[Start of Attachment]

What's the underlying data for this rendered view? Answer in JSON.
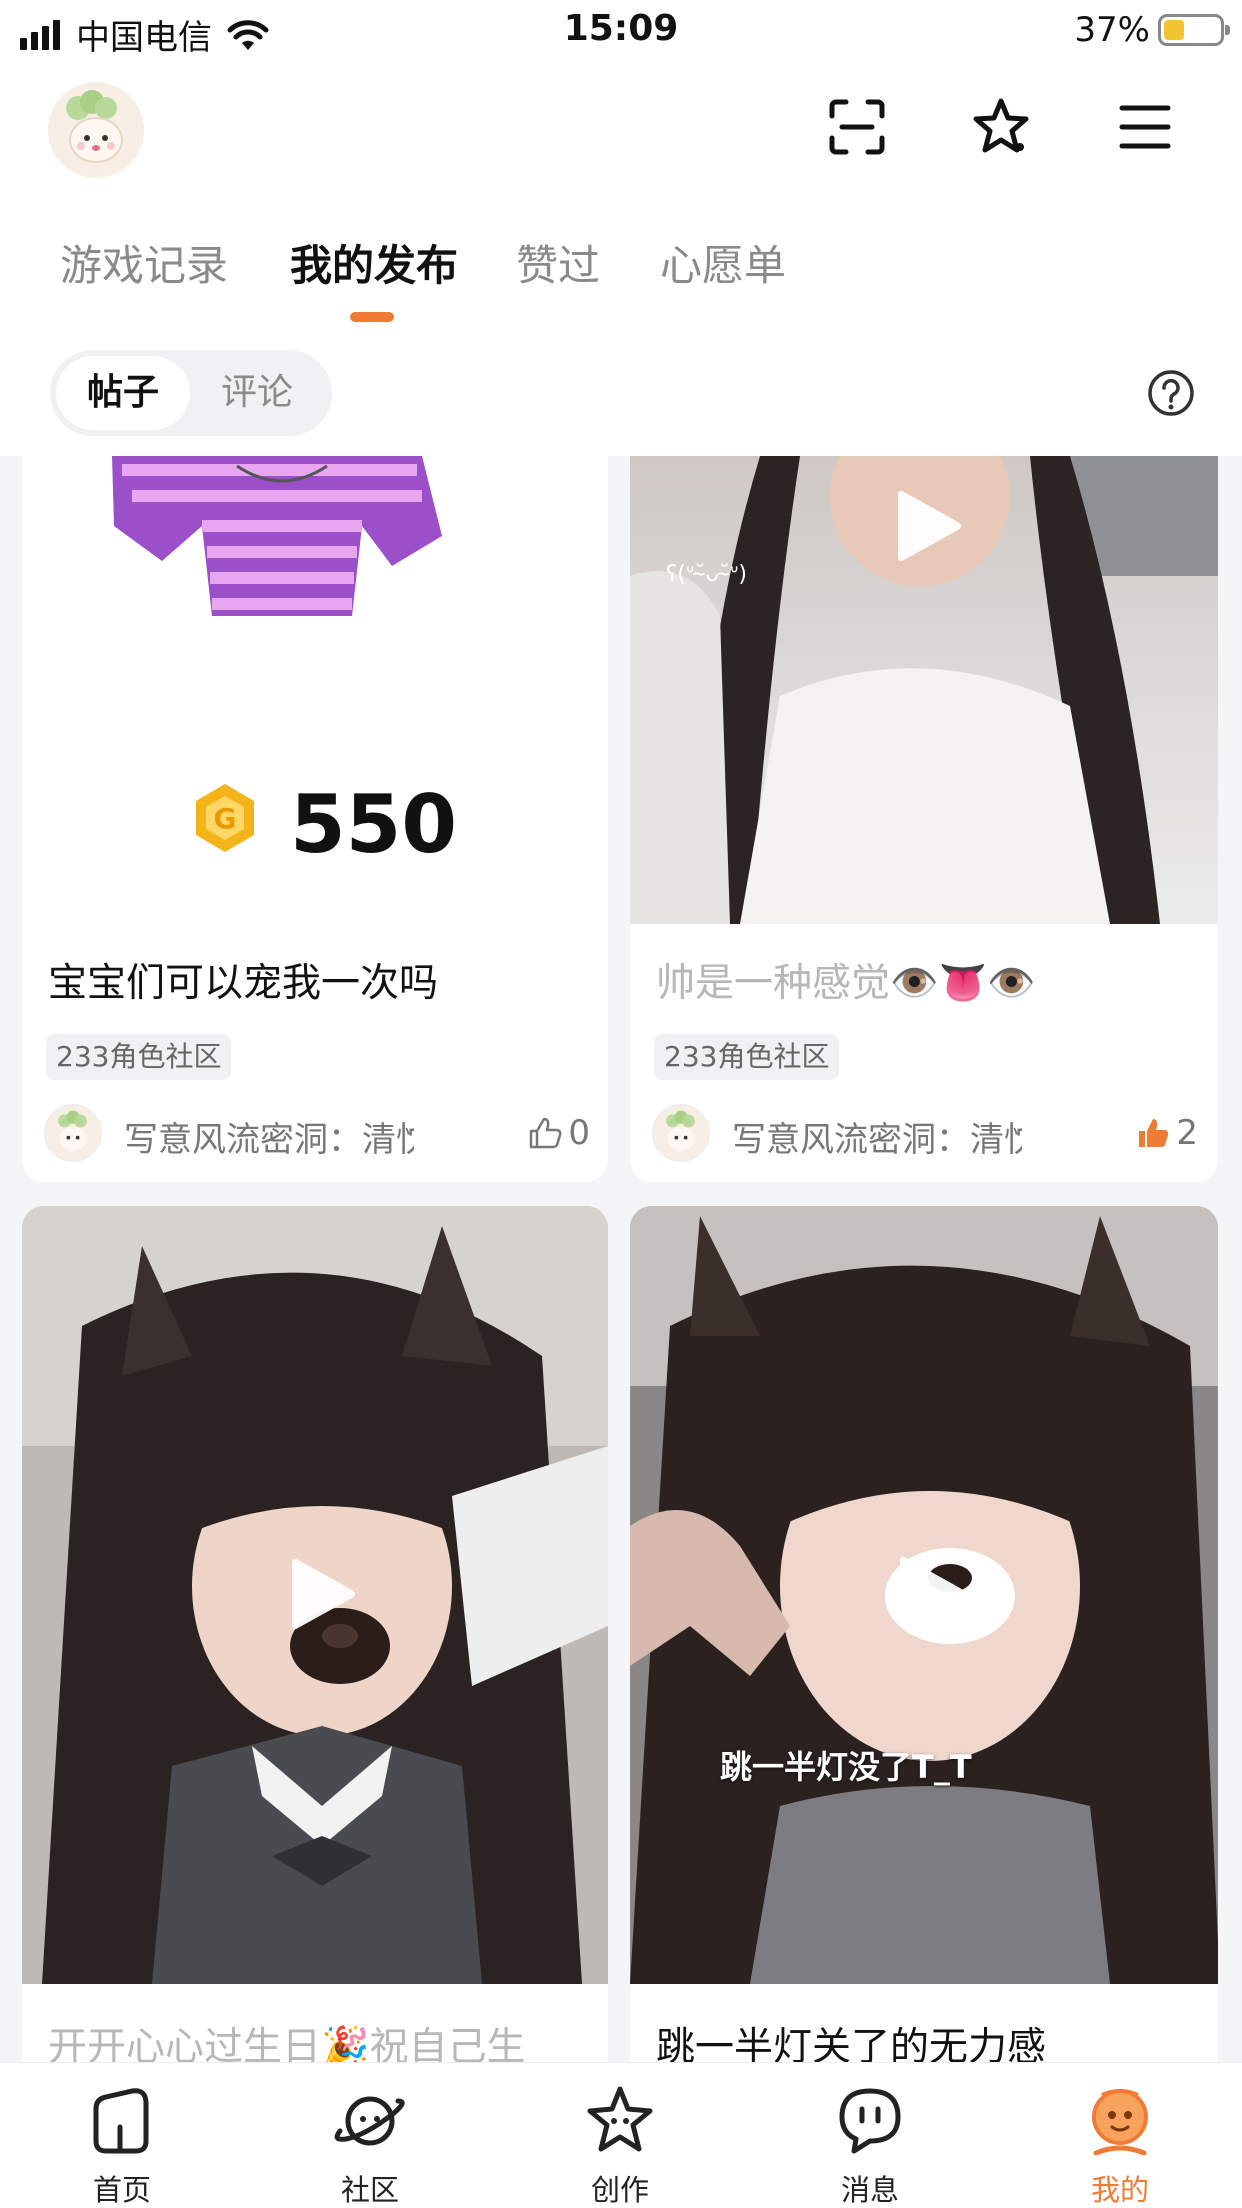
{
  "status_bar": {
    "carrier": "中国电信",
    "time": "15:09",
    "battery": "37%",
    "battery_level": 0.37
  },
  "header": {
    "icons": [
      "scan-icon",
      "star-icon",
      "menu-icon"
    ]
  },
  "tabs": [
    {
      "label": "游戏记录",
      "active": false
    },
    {
      "label": "我的发布",
      "active": true
    },
    {
      "label": "赞过",
      "active": false
    },
    {
      "label": "心愿单",
      "active": false
    }
  ],
  "segment": {
    "options": [
      {
        "label": "帖子",
        "active": true
      },
      {
        "label": "评论",
        "active": false
      }
    ]
  },
  "posts": [
    {
      "title": "宝宝们可以宠我一次吗",
      "price": "550",
      "community": "233角色社区",
      "author": "写意风流密洞：清忱…",
      "likes": "0",
      "liked": false
    },
    {
      "title": "帅是一种感觉👁️👅👁️",
      "community": "233角色社区",
      "author": "写意风流密洞：清忱…",
      "likes": "2",
      "liked": true,
      "overlay_text": "ʕ(ᐡ˘̴ᴗ˘̴ᐡ)"
    },
    {
      "title": "开开心心过生日🎉祝自己生"
    },
    {
      "title": "跳一半灯关了的无力感",
      "caption": "跳一半灯没了T_T"
    }
  ],
  "bottom_nav": [
    {
      "label": "首页",
      "icon": "home-icon",
      "active": false
    },
    {
      "label": "社区",
      "icon": "planet-icon",
      "active": false
    },
    {
      "label": "创作",
      "icon": "create-star-icon",
      "active": false
    },
    {
      "label": "消息",
      "icon": "message-icon",
      "active": false
    },
    {
      "label": "我的",
      "icon": "profile-face-icon",
      "active": true
    }
  ],
  "colors": {
    "accent": "#f07b35",
    "text": "#111111",
    "muted": "#8a8a8a",
    "battery": "#f2c530"
  }
}
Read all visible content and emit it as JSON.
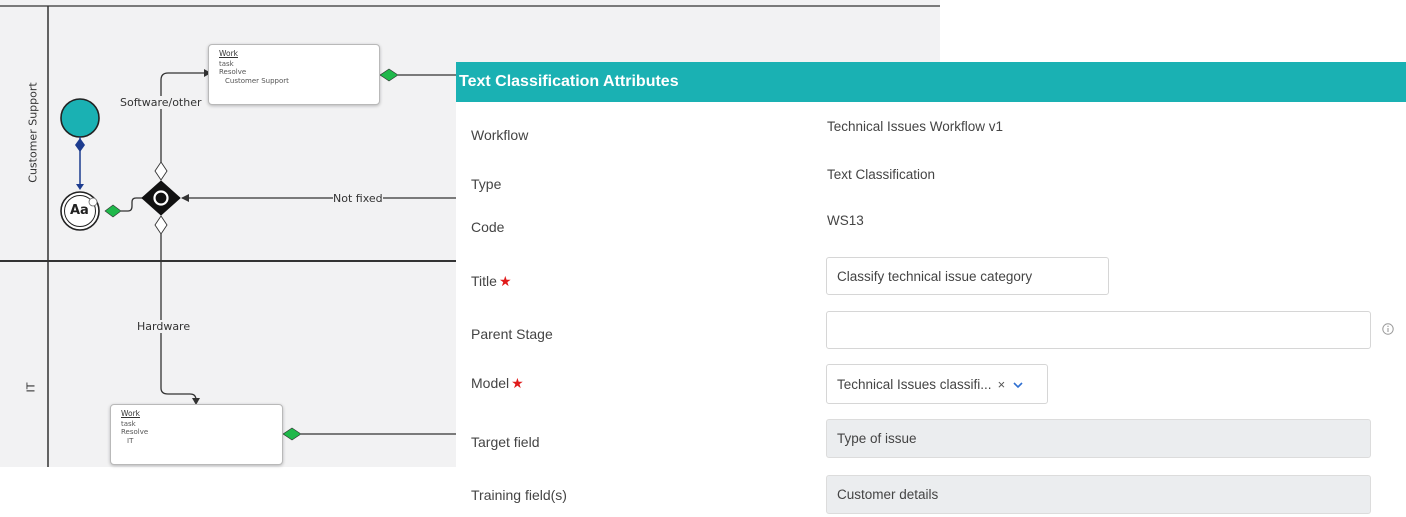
{
  "diagram": {
    "lanes": [
      {
        "label": "Customer Support"
      },
      {
        "label": "IT"
      }
    ],
    "tasks": [
      {
        "title": "Work",
        "lines": [
          "task",
          "Resolve"
        ],
        "lane": "Customer Support"
      },
      {
        "title": "Work",
        "lines": [
          "task",
          "Resolve"
        ],
        "lane": "IT"
      }
    ],
    "flow_labels": {
      "software": "Software/other",
      "not_fixed": "Not fixed",
      "hardware": "Hardware"
    },
    "classifier_node_text": "Aa",
    "colors": {
      "start_event": "#1ab1b3",
      "connector_green": "#1fb84a",
      "connector_blue": "#1d3c8f"
    }
  },
  "panel": {
    "title": "Text Classification Attributes",
    "header_color": "#1ab1b3",
    "workflow": {
      "label": "Workflow",
      "value": "Technical Issues Workflow v1"
    },
    "type": {
      "label": "Type",
      "value": "Text Classification"
    },
    "code": {
      "label": "Code",
      "value": "WS13"
    },
    "title_field": {
      "label": "Title",
      "value": "Classify technical issue category",
      "required": true
    },
    "parent_stage": {
      "label": "Parent Stage",
      "value": ""
    },
    "model": {
      "label": "Model",
      "value": "Technical Issues classifi...",
      "required": true
    },
    "target_field": {
      "label": "Target field",
      "value": "Type of issue"
    },
    "training_fields": {
      "label": "Training field(s)",
      "value": "Customer details"
    },
    "required_marker": "★",
    "clear_glyph": "×"
  }
}
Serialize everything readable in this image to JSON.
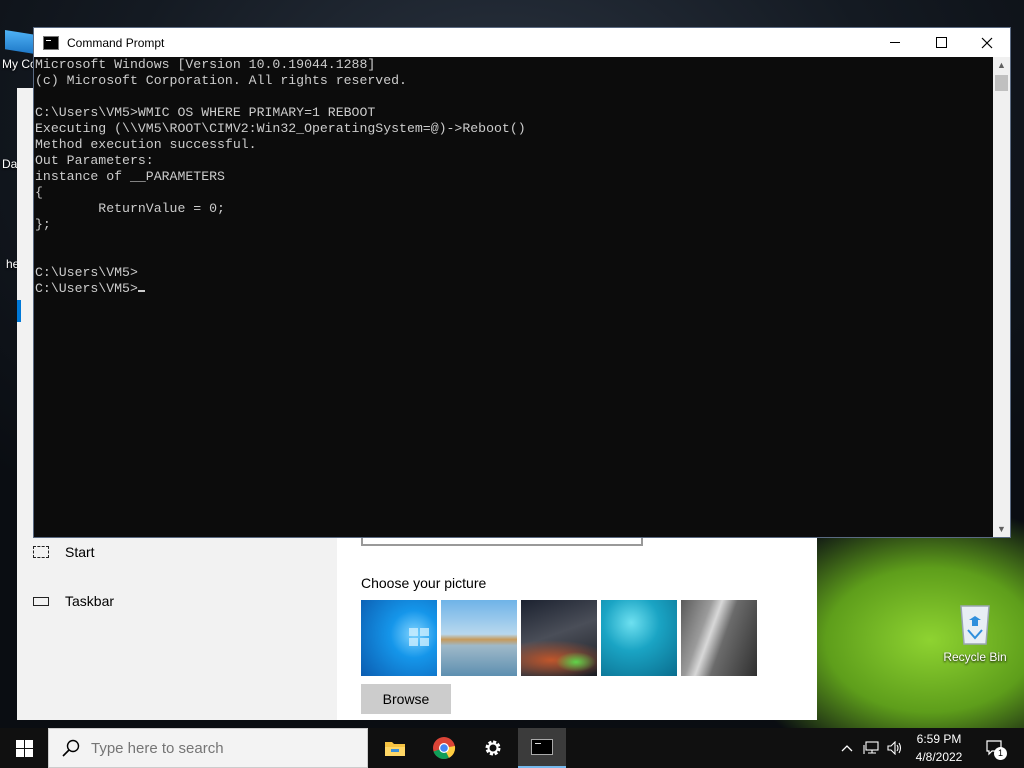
{
  "desktop": {
    "icons": [
      {
        "label": "My Co"
      },
      {
        "label": "Da"
      },
      {
        "label": "he"
      },
      {
        "label": "Recycle Bin"
      }
    ]
  },
  "settings": {
    "nav": [
      {
        "label": "Start",
        "icon": "start-layout-icon"
      },
      {
        "label": "Taskbar",
        "icon": "taskbar-layout-icon"
      }
    ],
    "choose_label": "Choose your picture",
    "browse_label": "Browse"
  },
  "cmd": {
    "title": "Command Prompt",
    "lines": [
      "Microsoft Windows [Version 10.0.19044.1288]",
      "(c) Microsoft Corporation. All rights reserved.",
      "",
      "C:\\Users\\VM5>WMIC OS WHERE PRIMARY=1 REBOOT",
      "Executing (\\\\VM5\\ROOT\\CIMV2:Win32_OperatingSystem=@)->Reboot()",
      "Method execution successful.",
      "Out Parameters:",
      "instance of __PARAMETERS",
      "{",
      "        ReturnValue = 0;",
      "};",
      "",
      "",
      "C:\\Users\\VM5>"
    ],
    "prompt": "C:\\Users\\VM5>"
  },
  "taskbar": {
    "search_placeholder": "Type here to search",
    "apps": [
      "file-explorer-icon",
      "chrome-icon",
      "settings-gear-icon",
      "command-prompt-icon"
    ],
    "time": "6:59 PM",
    "date": "4/8/2022",
    "notification_count": "1"
  }
}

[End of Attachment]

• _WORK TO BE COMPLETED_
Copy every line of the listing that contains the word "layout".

• _WRITTEN SOLUTION_
        "icon": "start-layout-icon"
        "icon": "taskbar-layout-icon"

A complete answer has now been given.